Q. I am worried about some cracks in my house both at the edge of the ceiling and above and below a rear window. What should I do?
HMH. The crack at the edge of the ceiling is most likely a shrinkage crack. The plasterboard ceiling is connected to the timber floor structure above and timber can dry out and shrink marginally. This is common in newly built houses and is of no structural significance (i.e. polyfilla is the answer after the crack has settled).
The wall crack should be monitored and the problem might be due to settlement and this should be looked at, especially if the crack is on the inside as well as the outside.
The window area of a wall is the weakest and will show cracks first. Cracks can be structurally tied and in cases where they are getting worse underpinning of walls or foundations may be required. This involves localised digging and insertion of concrete below ground, not quite a diy job that I’d recommend without a structural engineer.

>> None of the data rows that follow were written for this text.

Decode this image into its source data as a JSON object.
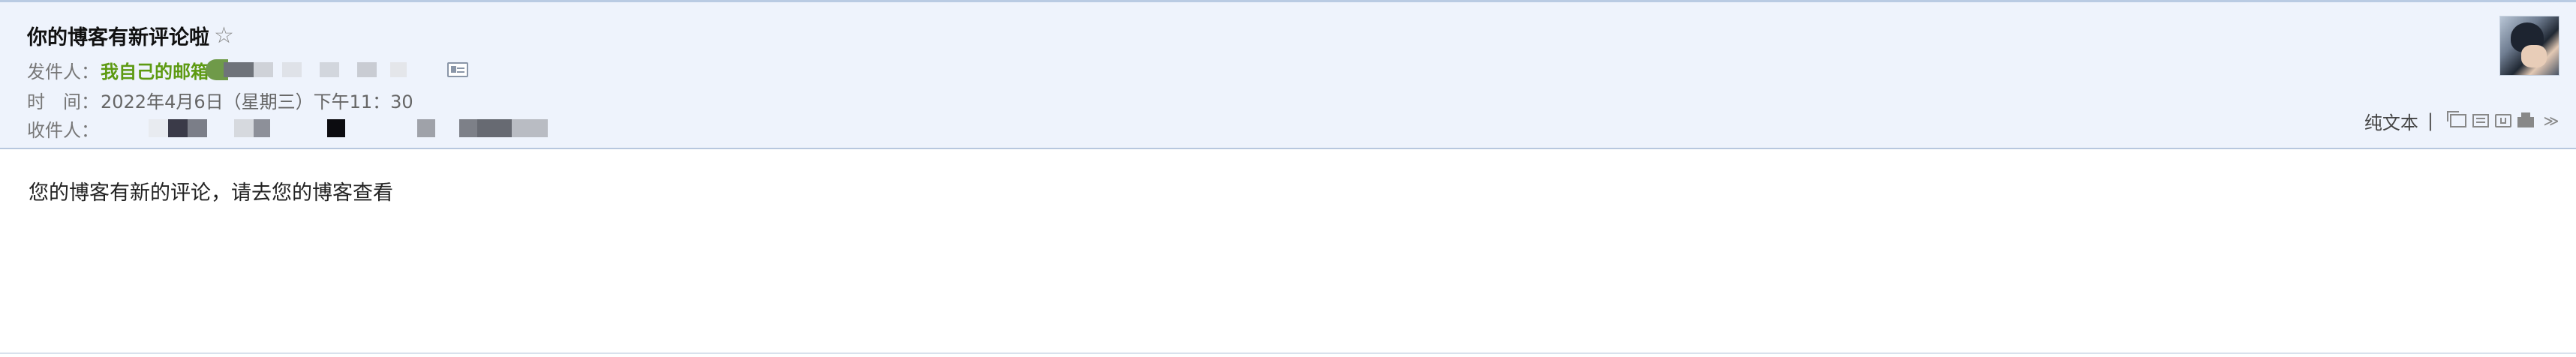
{
  "email": {
    "subject": "你的博客有新评论啦",
    "star_icon": "☆",
    "from_label": "发件人：",
    "from_name": "我自己的邮箱",
    "time_label": "时　间：",
    "time_value": "2022年4月6日（星期三）下午11：30",
    "to_label": "收件人：",
    "body_text": "您的博客有新的评论，请去您的博客查看"
  },
  "toolbar": {
    "plaintext_label": "纯文本",
    "separator": "|",
    "more_icon": "≫"
  },
  "icons": [
    "star-icon",
    "contact-card-icon",
    "new-window-icon",
    "note-icon",
    "save-icon",
    "print-icon",
    "more-icon"
  ],
  "colors": {
    "header_bg": "#eef3fc",
    "sender_green": "#5d9a12",
    "border": "#b7c7de"
  }
}
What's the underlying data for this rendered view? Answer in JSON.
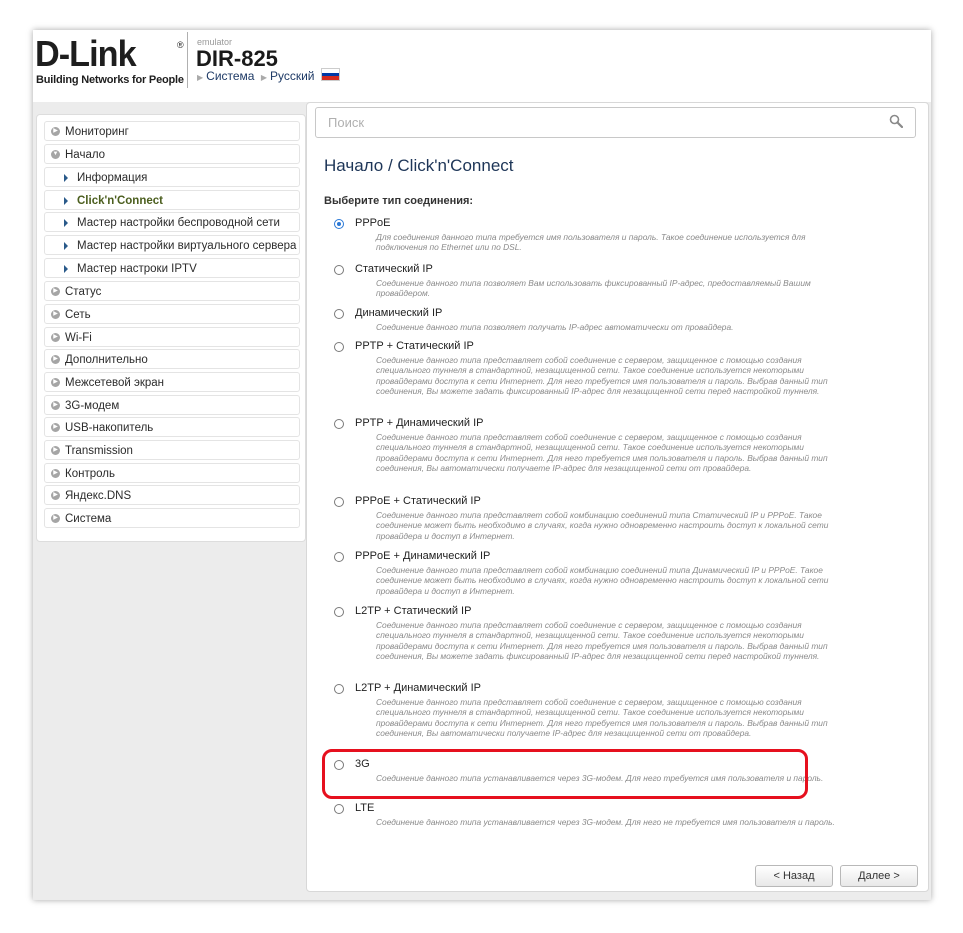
{
  "header": {
    "logo_text": "D-Link",
    "logo_registered": "®",
    "logo_tagline": "Building Networks for People",
    "emulator_label": "emulator",
    "model": "DIR-825",
    "nav_system": "Система",
    "nav_language": "Русский"
  },
  "colors": {
    "flag_white": "#ffffff",
    "flag_blue": "#0039a6",
    "flag_red": "#d52b1e",
    "highlight": "#e6101e",
    "radio_checked": "#2a78d6"
  },
  "sidebar": {
    "items": [
      {
        "label": "Мониторинг"
      },
      {
        "label": "Начало"
      },
      {
        "label": "Информация"
      },
      {
        "label": "Click'n'Connect"
      },
      {
        "label": "Мастер настройки беспроводной сети"
      },
      {
        "label": "Мастер настройки виртуального сервера"
      },
      {
        "label": "Мастер настроки IPTV"
      },
      {
        "label": "Статус"
      },
      {
        "label": "Сеть"
      },
      {
        "label": "Wi-Fi"
      },
      {
        "label": "Дополнительно"
      },
      {
        "label": "Межсетевой экран"
      },
      {
        "label": "3G-модем"
      },
      {
        "label": "USB-накопитель"
      },
      {
        "label": "Transmission"
      },
      {
        "label": "Контроль"
      },
      {
        "label": "Яндекс.DNS"
      },
      {
        "label": "Система"
      }
    ]
  },
  "search": {
    "placeholder": "Поиск"
  },
  "main": {
    "title": "Начало /  Click'n'Connect",
    "prompt": "Выберите тип соединения:",
    "options": [
      {
        "label": "PPPoE",
        "checked": true,
        "desc": "Для соединения данного типа требуется имя пользователя и пароль. Такое соединение используется для подключения по Ethernet или по DSL."
      },
      {
        "label": "Статический IP",
        "checked": false,
        "desc": "Соединение данного типа позволяет Вам использовать фиксированный IP-адрес, предоставляемый Вашим провайдером."
      },
      {
        "label": "Динамический IP",
        "checked": false,
        "desc": "Соединение данного типа позволяет получать IP-адрес автоматически от провайдера."
      },
      {
        "label": "PPTP + Статический IP",
        "checked": false,
        "desc": "Соединение данного типа представляет собой соединение с сервером, защищенное с помощью создания специального туннеля в стандартной, незащищенной сети. Такое соединение используется некоторыми провайдерами доступа к сети Интернет. Для него требуется имя пользователя и пароль. Выбрав данный тип соединения, Вы можете задать фиксированный IP-адрес для незащищенной сети перед настройкой туннеля."
      },
      {
        "label": "PPTP + Динамический IP",
        "checked": false,
        "desc": "Соединение данного типа представляет собой соединение с сервером, защищенное с помощью создания специального туннеля в стандартной, незащищенной сети. Такое соединение используется некоторыми провайдерами доступа к сети Интернет. Для него требуется имя пользователя и пароль. Выбрав данный тип соединения, Вы автоматически получаете IP-адрес для незащищенной сети от провайдера."
      },
      {
        "label": "PPPoE + Статический IP",
        "checked": false,
        "desc": "Соединение данного типа представляет собой комбинацию соединений типа Статический IP и PPPoE. Такое соединение может быть необходимо в случаях, когда нужно одновременно настроить доступ к локальной сети провайдера и доступ в Интернет."
      },
      {
        "label": "PPPoE + Динамический IP",
        "checked": false,
        "desc": "Соединение данного типа представляет собой комбинацию соединений типа Динамический IP и PPPoE. Такое соединение может быть необходимо в случаях, когда нужно одновременно настроить доступ к локальной сети провайдера и доступ в Интернет."
      },
      {
        "label": "L2TP + Статический IP",
        "checked": false,
        "desc": "Соединение данного типа представляет собой соединение с сервером, защищенное с помощью создания специального туннеля в стандартной, незащищенной сети. Такое соединение используется некоторыми провайдерами доступа к сети Интернет. Для него требуется имя пользователя и пароль. Выбрав данный тип соединения, Вы можете задать фиксированный IP-адрес для незащищенной сети перед настройкой туннеля."
      },
      {
        "label": "L2TP + Динамический IP",
        "checked": false,
        "desc": "Соединение данного типа представляет собой соединение с сервером, защищенное с помощью создания специального туннеля в стандартной, незащищенной сети. Такое соединение используется некоторыми провайдерами доступа к сети Интернет. Для него требуется имя пользователя и пароль. Выбрав данный тип соединения, Вы автоматически получаете IP-адрес для незащищенной сети от провайдера."
      },
      {
        "label": "3G",
        "checked": false,
        "desc": "Соединение данного типа устанавливается через 3G-модем. Для него требуется имя пользователя и пароль."
      },
      {
        "label": "LTE",
        "checked": false,
        "desc": "Соединение данного типа устанавливается через 3G-модем. Для него не требуется имя пользователя и пароль."
      }
    ],
    "back_label": "< Назад",
    "next_label": "Далее >"
  }
}
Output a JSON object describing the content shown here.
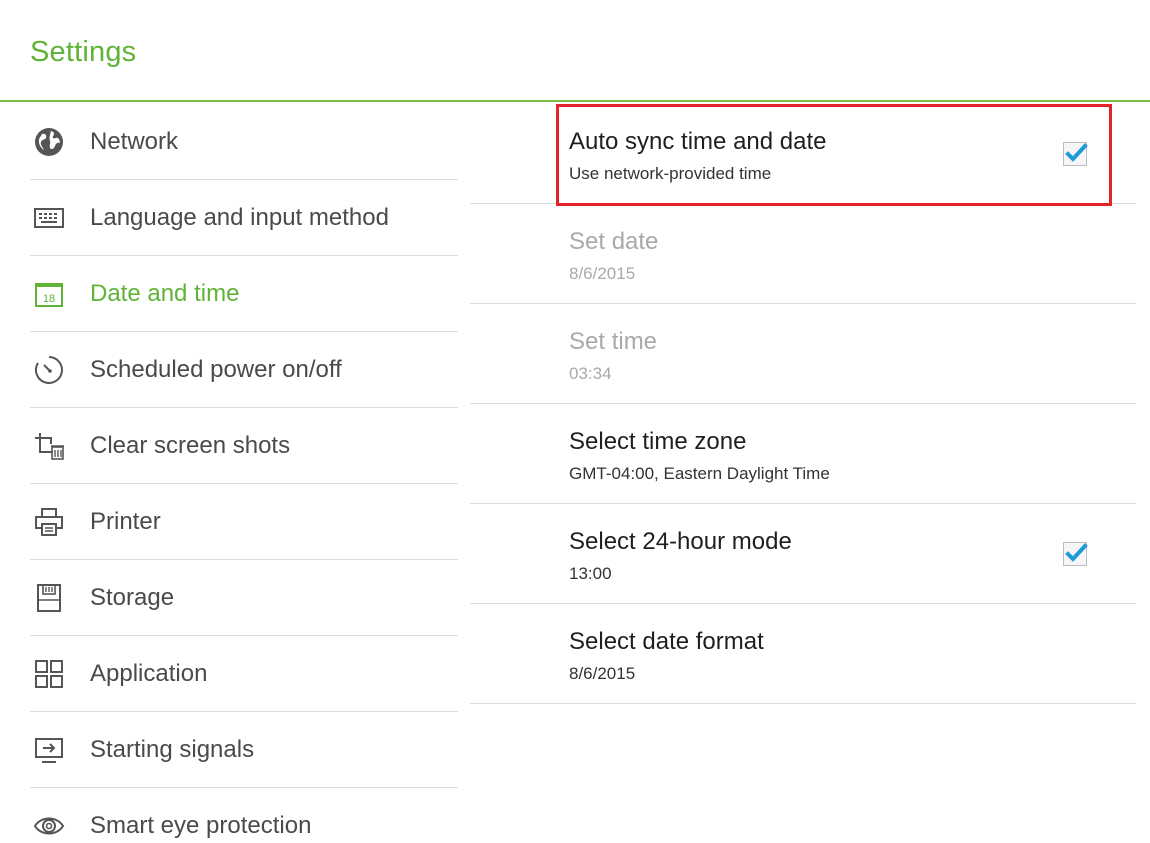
{
  "header": {
    "title": "Settings"
  },
  "sidebar": {
    "items": [
      {
        "label": "Network",
        "icon": "globe-icon"
      },
      {
        "label": "Language and input method",
        "icon": "keyboard-icon"
      },
      {
        "label": "Date and time",
        "icon": "calendar-icon",
        "active": true,
        "icon_text": "18"
      },
      {
        "label": "Scheduled power on/off",
        "icon": "timer-icon"
      },
      {
        "label": "Clear screen shots",
        "icon": "crop-trash-icon"
      },
      {
        "label": "Printer",
        "icon": "printer-icon"
      },
      {
        "label": "Storage",
        "icon": "storage-icon"
      },
      {
        "label": "Application",
        "icon": "apps-grid-icon"
      },
      {
        "label": "Starting signals",
        "icon": "input-signal-icon"
      },
      {
        "label": "Smart eye protection",
        "icon": "eye-icon"
      }
    ]
  },
  "main": {
    "rows": [
      {
        "title": "Auto sync time and date",
        "subtitle": "Use network-provided time",
        "checked": true,
        "enabled": true
      },
      {
        "title": "Set date",
        "subtitle": "8/6/2015",
        "enabled": false
      },
      {
        "title": "Set time",
        "subtitle": "03:34",
        "enabled": false
      },
      {
        "title": "Select time zone",
        "subtitle": "GMT-04:00, Eastern Daylight Time",
        "enabled": true
      },
      {
        "title": "Select 24-hour mode",
        "subtitle": "13:00",
        "checked": true,
        "enabled": true
      },
      {
        "title": "Select date format",
        "subtitle": "8/6/2015",
        "enabled": true
      }
    ]
  },
  "colors": {
    "accent_green": "#5fb336",
    "divider": "#dcdcdc",
    "check_blue": "#1e9bd7",
    "highlight_red": "#e3242b"
  }
}
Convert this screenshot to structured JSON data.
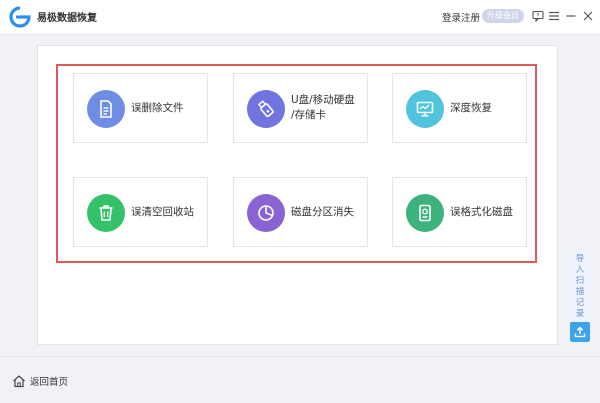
{
  "app": {
    "title": "易极数据恢复"
  },
  "header": {
    "login_label": "登录注册",
    "upgrade_label": "升级会员"
  },
  "icons": {
    "logo": "logo-icon",
    "feedback": "message-icon",
    "menu": "menu-icon",
    "minimize": "minimize-icon",
    "close": "close-icon"
  },
  "cards": [
    {
      "line1": "误删除文件",
      "line2": "",
      "icon": "document-icon",
      "color": "#6e8ee6"
    },
    {
      "line1": "U盘/移动硬盘",
      "line2": "/存储卡",
      "icon": "usb-drive-icon",
      "color": "#6f74df"
    },
    {
      "line1": "深度恢复",
      "line2": "",
      "icon": "monitor-icon",
      "color": "#4fc4dc"
    },
    {
      "line1": "误清空回收站",
      "line2": "",
      "icon": "trash-icon",
      "color": "#35c06a"
    },
    {
      "line1": "磁盘分区消失",
      "line2": "",
      "icon": "pie-chart-icon",
      "color": "#8a63d3"
    },
    {
      "line1": "误格式化磁盘",
      "line2": "",
      "icon": "hard-disk-icon",
      "color": "#3db27c"
    }
  ],
  "highlight_color": "#e05a5a",
  "side_button": {
    "chars": [
      "导",
      "入",
      "扫",
      "描",
      "记",
      "录"
    ],
    "icon": "upload-icon"
  },
  "footer": {
    "home_label": "返回首页",
    "icon": "home-icon"
  }
}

HMH: Yes. 40 square metres (about 430 sq.ft) but there are certain limitations you also need to be aware of. Any earlier (post 1963 extension) is taken out of this area. The area is an internal wall measurement but if a section of back wall becomes “internal” it’s area also needs to be included. The extension must be single storey except for 12 square metres which can be upstairs in a terraced or semi-detached house or 20 sq.m. for a detached house. This upstairs extension also need to be at least 2 metres from the site boundary. There are other restrictions on upper storey windows. Remember that if your house is a protected structure the above rules may not be assumed as the “character” of the house needs to be considered carefully.